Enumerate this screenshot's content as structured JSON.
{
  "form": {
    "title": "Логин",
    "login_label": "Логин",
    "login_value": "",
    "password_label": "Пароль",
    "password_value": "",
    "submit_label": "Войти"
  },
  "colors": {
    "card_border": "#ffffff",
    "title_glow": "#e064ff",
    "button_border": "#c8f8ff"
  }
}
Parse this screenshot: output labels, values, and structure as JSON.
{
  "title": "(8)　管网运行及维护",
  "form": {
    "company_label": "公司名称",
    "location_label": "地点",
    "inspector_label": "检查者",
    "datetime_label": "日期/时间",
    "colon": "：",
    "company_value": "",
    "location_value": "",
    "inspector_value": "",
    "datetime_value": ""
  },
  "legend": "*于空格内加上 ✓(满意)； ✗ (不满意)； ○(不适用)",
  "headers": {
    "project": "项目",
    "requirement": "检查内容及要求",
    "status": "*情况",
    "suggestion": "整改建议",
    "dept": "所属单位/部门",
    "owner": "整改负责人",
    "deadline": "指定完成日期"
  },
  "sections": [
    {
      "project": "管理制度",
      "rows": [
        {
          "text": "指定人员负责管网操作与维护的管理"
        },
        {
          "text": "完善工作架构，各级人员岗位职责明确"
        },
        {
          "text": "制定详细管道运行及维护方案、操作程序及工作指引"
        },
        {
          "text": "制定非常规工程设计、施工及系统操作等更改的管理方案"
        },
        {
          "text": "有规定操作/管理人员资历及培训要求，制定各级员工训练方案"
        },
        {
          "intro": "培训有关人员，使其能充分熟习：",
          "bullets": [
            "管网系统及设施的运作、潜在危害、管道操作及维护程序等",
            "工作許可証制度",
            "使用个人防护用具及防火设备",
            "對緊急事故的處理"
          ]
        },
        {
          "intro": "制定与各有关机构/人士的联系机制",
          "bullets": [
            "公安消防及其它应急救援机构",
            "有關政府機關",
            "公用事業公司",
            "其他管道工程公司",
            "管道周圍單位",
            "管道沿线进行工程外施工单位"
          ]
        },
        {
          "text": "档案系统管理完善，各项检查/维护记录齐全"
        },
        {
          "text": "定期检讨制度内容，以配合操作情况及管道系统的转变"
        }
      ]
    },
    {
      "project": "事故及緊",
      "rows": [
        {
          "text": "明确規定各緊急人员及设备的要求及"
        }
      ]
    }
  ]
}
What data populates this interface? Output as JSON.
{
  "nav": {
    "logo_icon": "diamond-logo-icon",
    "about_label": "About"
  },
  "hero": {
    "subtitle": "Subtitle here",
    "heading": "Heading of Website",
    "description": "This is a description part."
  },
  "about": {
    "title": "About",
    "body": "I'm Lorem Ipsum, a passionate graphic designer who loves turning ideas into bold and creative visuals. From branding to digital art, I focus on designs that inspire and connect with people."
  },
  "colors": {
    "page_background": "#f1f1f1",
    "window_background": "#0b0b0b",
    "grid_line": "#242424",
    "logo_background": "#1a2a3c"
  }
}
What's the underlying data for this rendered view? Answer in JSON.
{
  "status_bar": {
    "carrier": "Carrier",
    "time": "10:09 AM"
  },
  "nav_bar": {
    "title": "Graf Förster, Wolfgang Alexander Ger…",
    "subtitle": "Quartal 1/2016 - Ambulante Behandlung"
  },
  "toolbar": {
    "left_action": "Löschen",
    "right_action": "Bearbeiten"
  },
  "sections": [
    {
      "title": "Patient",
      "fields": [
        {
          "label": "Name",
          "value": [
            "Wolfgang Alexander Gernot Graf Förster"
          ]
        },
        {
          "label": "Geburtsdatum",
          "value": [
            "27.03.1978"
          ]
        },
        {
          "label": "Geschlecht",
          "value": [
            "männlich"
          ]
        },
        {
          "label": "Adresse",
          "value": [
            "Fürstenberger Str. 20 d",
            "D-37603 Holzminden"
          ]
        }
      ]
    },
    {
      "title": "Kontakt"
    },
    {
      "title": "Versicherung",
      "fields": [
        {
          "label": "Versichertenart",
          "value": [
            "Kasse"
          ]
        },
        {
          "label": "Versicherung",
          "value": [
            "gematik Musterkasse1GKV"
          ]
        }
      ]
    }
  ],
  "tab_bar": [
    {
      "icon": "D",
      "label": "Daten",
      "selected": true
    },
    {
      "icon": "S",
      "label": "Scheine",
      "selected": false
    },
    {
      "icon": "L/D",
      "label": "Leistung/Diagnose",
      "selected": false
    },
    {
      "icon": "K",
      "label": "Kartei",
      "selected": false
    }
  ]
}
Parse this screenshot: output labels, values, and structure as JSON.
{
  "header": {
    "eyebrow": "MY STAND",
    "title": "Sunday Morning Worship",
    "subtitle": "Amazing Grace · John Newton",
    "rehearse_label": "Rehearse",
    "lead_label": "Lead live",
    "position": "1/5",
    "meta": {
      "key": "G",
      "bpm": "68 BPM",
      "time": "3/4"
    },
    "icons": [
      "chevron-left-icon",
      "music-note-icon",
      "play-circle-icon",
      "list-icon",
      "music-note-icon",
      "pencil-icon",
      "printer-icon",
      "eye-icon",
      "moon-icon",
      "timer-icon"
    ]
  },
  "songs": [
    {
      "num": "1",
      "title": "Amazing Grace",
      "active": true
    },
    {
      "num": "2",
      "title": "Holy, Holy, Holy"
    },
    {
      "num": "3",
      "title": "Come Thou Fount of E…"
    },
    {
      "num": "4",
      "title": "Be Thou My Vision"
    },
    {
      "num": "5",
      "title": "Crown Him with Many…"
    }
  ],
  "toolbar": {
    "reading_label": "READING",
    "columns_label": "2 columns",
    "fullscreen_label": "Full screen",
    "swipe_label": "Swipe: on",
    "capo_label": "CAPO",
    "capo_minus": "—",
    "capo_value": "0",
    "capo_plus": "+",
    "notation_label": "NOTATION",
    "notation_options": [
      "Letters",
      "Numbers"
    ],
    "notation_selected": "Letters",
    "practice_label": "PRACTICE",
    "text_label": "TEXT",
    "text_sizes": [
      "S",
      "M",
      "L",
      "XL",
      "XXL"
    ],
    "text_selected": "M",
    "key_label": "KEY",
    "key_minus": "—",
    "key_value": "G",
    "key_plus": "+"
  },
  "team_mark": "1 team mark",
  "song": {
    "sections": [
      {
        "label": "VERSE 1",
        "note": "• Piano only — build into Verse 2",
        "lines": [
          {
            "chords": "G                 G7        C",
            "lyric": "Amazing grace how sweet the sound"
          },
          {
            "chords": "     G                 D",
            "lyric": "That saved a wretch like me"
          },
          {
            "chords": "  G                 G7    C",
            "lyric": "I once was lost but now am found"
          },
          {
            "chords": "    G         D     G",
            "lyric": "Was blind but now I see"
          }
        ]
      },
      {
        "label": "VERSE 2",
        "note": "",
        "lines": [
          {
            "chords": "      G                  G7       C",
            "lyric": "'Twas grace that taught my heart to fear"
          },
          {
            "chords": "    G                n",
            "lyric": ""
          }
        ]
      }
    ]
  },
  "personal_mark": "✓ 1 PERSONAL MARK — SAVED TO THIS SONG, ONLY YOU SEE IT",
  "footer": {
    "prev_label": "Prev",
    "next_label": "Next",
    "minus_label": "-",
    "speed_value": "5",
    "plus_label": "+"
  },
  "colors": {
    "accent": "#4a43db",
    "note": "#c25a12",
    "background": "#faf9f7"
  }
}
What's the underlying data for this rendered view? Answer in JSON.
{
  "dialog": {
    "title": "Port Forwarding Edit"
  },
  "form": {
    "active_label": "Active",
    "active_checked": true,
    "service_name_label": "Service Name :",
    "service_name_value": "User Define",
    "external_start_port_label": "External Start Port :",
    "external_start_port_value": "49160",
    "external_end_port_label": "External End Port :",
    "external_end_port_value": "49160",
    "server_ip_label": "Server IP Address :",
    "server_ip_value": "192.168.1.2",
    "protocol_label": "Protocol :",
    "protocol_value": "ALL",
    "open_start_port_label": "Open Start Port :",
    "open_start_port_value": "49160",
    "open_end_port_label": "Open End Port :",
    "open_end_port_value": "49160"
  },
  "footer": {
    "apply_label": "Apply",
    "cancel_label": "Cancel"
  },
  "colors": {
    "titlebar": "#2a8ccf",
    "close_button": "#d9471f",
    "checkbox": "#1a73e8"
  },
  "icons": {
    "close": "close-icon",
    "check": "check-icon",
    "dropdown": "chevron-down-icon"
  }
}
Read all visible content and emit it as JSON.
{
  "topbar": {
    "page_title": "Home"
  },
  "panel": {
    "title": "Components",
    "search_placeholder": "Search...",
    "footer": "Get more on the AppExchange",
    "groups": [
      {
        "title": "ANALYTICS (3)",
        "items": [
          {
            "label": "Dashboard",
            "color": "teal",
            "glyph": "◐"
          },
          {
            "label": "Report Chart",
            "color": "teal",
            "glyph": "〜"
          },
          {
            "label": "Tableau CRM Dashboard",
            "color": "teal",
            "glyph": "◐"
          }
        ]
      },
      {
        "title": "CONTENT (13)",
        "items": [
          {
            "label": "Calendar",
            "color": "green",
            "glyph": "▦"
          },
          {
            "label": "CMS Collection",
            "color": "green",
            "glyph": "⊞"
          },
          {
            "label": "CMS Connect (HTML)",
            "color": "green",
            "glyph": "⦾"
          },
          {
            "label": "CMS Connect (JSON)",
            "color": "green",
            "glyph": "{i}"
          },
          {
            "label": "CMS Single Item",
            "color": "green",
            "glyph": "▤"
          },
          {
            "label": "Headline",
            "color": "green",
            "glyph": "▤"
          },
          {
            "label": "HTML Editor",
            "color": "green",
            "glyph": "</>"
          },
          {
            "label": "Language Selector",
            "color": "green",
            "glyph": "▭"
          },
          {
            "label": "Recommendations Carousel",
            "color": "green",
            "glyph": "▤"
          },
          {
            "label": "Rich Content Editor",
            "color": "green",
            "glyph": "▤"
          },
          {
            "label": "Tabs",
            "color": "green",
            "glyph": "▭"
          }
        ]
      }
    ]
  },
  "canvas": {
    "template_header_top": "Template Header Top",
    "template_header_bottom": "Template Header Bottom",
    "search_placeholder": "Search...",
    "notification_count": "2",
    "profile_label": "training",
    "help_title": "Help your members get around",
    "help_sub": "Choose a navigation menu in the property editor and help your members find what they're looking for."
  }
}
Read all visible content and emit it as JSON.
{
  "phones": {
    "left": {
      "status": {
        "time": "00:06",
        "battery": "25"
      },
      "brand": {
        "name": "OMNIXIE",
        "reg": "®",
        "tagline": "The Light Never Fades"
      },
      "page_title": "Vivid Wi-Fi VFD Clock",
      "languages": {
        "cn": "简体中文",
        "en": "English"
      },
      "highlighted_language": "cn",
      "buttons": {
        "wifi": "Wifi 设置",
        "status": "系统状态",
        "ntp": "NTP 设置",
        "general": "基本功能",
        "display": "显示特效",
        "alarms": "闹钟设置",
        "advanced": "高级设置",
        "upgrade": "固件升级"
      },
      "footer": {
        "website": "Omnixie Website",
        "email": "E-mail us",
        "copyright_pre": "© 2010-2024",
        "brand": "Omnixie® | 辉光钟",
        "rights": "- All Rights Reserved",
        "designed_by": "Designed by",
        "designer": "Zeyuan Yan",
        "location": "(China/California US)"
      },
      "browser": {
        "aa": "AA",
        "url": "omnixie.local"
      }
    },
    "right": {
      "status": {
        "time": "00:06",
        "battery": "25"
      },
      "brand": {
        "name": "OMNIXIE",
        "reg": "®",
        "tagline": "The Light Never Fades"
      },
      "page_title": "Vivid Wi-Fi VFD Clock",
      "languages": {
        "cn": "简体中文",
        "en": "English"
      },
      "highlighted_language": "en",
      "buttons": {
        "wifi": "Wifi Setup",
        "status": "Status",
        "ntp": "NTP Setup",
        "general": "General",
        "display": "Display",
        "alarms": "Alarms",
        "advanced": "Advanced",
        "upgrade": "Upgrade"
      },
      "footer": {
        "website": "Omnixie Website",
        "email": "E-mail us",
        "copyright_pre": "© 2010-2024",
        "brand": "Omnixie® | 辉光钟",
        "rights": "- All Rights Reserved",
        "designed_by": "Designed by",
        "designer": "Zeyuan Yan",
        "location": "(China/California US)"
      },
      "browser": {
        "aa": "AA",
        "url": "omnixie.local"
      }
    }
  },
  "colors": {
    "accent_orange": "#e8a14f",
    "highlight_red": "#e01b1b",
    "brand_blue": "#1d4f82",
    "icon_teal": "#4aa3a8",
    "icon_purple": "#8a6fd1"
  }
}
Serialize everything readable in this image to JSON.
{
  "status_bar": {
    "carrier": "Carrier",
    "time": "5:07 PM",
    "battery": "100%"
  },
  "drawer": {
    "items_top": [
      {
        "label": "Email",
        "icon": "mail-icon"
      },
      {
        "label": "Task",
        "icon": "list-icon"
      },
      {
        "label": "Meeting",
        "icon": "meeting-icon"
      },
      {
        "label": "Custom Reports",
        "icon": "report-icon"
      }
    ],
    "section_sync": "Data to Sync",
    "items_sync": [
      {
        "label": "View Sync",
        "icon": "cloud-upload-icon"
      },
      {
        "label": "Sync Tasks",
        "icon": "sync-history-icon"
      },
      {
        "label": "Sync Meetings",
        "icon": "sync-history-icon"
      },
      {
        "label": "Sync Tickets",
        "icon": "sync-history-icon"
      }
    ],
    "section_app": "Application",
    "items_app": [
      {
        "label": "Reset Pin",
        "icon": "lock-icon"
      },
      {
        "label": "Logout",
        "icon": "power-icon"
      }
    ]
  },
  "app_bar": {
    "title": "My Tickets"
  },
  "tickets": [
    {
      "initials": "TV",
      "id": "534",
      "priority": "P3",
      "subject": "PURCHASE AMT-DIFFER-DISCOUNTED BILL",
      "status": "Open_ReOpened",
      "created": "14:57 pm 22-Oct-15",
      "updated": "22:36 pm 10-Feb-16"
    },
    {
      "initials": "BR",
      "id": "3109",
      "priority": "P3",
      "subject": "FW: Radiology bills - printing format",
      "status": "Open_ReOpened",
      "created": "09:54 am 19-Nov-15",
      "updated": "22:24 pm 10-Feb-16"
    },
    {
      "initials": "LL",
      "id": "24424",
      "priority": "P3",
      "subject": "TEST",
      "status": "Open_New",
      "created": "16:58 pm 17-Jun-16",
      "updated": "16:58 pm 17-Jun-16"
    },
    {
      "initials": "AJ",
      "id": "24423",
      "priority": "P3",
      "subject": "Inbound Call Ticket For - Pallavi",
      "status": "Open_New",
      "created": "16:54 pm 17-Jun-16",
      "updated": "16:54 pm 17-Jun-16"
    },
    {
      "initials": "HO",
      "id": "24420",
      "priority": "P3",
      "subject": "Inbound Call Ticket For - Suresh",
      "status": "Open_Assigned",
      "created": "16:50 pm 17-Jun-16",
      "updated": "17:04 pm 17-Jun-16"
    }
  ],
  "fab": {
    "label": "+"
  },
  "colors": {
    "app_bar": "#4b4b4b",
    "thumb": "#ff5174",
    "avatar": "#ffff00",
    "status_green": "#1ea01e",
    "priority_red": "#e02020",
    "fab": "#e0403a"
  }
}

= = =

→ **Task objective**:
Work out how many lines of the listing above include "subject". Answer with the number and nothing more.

→ **Exercise output**:
5